In the photograph above (#92) he takes the flower composition to a modern aesthetics: a copper design table, a modern vase, all flowers are full and perfect. Some irony slips in when he composes the bouquet, in between the classical tulips and peonies he places kale leaves and a flowering bean stem.The curved line of the tulip is repeated in the body of a blue dragonfly. The pattern in the vase is repeated in the spots on the butterfly and the caterpillars. While looking at Meeuws’ work you continue to discover new details over and over again.


Bas Meeuws – Untitled (#65), 2012


Bas Meeuws – Untitled (#65), 2013 (detail)

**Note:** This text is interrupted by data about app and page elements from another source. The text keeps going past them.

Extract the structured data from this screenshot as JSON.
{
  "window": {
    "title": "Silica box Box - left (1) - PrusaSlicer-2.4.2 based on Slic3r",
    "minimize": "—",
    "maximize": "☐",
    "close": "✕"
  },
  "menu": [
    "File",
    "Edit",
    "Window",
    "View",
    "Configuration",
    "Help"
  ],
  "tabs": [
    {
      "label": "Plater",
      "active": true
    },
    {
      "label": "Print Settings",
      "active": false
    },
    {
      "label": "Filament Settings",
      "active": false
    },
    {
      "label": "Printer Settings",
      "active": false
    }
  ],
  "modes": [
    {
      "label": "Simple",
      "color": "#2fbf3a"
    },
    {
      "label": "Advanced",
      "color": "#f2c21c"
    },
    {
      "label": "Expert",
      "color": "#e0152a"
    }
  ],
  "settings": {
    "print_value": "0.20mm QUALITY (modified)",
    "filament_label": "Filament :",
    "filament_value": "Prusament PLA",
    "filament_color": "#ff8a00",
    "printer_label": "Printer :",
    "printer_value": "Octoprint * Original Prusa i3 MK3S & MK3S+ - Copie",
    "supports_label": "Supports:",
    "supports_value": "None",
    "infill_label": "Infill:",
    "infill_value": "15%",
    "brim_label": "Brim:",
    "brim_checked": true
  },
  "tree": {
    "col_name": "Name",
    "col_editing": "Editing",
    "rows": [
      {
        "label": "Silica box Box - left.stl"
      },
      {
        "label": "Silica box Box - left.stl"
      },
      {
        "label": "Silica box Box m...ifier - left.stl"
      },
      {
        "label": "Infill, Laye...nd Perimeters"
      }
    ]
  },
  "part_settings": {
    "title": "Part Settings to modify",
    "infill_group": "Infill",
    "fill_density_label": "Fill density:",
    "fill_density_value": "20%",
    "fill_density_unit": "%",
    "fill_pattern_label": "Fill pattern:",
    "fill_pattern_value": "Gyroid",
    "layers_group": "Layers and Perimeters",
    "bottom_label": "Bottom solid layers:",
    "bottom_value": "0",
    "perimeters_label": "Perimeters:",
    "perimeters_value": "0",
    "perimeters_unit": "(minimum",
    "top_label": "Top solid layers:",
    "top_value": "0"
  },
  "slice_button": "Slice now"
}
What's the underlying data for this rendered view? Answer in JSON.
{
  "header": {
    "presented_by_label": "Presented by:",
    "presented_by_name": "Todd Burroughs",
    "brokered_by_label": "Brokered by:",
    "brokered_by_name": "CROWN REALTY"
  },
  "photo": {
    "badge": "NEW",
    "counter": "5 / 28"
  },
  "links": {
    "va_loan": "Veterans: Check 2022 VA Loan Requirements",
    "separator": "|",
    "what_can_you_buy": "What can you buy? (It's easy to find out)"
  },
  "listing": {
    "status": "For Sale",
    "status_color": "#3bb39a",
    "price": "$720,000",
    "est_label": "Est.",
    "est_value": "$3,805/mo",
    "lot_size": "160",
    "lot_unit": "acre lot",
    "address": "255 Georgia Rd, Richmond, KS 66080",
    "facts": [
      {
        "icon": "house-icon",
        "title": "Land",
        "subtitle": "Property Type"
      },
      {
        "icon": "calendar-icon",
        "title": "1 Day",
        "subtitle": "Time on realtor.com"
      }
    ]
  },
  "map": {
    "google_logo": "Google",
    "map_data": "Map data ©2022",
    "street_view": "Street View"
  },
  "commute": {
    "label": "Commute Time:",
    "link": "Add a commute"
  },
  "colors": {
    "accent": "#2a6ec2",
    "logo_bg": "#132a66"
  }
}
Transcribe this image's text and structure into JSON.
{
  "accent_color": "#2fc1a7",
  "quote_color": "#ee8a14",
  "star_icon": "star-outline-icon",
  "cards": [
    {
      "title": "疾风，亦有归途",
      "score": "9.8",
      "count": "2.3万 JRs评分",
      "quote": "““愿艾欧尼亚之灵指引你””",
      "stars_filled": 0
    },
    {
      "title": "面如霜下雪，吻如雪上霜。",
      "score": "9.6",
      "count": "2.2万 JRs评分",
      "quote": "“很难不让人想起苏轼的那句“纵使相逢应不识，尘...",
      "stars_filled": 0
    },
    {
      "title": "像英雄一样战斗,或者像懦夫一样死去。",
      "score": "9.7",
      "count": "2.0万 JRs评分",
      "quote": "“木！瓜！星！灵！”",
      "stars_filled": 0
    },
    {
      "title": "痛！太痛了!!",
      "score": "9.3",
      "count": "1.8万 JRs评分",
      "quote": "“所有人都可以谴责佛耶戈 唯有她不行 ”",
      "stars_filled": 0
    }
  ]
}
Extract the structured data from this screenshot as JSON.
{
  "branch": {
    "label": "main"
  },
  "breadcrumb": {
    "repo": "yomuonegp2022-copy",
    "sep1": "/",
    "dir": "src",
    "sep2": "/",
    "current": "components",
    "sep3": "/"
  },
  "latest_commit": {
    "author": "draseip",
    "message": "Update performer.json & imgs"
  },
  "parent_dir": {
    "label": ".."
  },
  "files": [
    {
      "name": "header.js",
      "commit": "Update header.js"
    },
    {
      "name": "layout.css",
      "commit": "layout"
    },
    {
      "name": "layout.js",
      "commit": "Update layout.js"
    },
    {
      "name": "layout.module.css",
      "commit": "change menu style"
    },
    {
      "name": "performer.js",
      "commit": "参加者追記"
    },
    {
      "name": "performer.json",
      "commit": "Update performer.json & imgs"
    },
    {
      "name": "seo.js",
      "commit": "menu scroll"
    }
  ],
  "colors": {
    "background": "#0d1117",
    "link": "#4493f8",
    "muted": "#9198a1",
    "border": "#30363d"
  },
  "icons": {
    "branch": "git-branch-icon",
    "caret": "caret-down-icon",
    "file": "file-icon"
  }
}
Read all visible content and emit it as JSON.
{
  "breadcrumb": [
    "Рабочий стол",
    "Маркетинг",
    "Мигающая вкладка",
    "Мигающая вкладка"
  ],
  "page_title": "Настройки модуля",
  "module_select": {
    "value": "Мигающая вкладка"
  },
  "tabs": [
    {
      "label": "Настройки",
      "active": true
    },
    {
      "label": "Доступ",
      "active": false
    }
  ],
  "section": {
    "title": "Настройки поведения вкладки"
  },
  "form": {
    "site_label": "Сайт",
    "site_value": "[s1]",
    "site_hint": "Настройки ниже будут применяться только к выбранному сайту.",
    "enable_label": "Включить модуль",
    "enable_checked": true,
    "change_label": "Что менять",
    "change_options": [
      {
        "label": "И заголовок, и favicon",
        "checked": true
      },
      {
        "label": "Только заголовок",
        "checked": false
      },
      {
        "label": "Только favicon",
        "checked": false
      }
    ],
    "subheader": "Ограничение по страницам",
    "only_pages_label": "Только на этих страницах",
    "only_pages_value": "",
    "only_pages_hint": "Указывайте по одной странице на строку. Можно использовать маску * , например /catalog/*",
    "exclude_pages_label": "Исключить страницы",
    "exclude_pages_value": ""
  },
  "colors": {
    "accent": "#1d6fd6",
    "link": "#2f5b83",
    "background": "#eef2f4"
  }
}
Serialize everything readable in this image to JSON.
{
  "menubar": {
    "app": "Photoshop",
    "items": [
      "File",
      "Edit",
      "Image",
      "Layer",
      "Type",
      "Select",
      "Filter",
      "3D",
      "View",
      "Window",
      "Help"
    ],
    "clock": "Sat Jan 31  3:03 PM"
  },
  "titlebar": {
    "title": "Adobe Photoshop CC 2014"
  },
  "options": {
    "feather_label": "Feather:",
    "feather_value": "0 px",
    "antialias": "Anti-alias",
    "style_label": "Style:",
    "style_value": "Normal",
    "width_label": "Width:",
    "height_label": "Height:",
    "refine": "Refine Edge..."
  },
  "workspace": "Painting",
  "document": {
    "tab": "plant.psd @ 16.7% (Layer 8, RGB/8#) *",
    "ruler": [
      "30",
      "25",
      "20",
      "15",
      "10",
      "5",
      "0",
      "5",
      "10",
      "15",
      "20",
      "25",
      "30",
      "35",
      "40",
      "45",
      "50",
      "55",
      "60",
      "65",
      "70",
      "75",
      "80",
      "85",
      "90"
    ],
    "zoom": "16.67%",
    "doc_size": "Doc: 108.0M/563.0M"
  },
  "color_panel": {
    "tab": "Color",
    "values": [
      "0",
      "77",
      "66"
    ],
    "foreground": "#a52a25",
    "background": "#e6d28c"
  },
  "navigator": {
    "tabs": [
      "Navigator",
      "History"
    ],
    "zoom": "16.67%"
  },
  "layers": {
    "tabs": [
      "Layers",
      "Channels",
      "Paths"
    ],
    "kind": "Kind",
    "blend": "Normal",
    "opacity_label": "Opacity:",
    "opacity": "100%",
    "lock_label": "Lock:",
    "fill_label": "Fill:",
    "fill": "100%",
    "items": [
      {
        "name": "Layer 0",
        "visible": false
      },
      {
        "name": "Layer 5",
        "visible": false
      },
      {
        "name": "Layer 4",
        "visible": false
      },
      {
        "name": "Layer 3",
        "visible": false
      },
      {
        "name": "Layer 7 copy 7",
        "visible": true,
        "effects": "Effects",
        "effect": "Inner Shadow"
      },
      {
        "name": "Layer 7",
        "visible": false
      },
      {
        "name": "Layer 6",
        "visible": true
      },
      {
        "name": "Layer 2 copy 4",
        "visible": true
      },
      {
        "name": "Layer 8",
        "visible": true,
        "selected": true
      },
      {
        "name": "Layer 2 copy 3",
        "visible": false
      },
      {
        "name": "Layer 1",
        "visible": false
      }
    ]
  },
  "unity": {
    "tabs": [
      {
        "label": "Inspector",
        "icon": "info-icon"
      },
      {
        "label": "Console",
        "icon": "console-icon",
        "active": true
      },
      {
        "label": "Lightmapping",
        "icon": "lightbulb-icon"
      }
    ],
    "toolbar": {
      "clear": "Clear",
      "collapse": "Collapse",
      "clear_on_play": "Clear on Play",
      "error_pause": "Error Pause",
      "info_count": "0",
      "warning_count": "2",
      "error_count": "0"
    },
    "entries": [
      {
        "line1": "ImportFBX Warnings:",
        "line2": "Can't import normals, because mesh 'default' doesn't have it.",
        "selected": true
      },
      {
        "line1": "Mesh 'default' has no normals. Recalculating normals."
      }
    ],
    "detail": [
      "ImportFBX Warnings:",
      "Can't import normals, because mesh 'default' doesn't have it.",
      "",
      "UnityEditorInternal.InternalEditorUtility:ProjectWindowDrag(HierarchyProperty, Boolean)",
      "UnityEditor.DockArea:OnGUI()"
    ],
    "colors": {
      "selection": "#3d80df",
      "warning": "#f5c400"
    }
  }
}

The reflection of a window in the photograph above (#65) is a clear reference to the classical flower compositions with the same characteristic such as the paintings of Jan Davidsz. de Heem. In the reflection you can see shutters, houses and a cloudy sky. Meeuws constructed this image, had it printed on poster format and hung this poster opposite to the set up with the vase in his studio. By shining a flashlight on the poster the image was reflected on the vase. So what we see is a real reflection of an artificial image.


Bas Meeuws – Untitled (#41), 2013

In the work above (#41) lots of insects are to be discovered such as the hoverfly. Meeuws includes hoverflies in most of his works as a tribute to historical flower painter Jan van Huijsum who seemed to use this particular insect as a signature.

I discovered the works of Bas Meeuws in the Power Flower exhibition in the Rockox house in Antwerp. The setting of the photographs in this historical house close to the works that have inspired this contemporary artist was really stunning.


Check out his beautiful artist website here.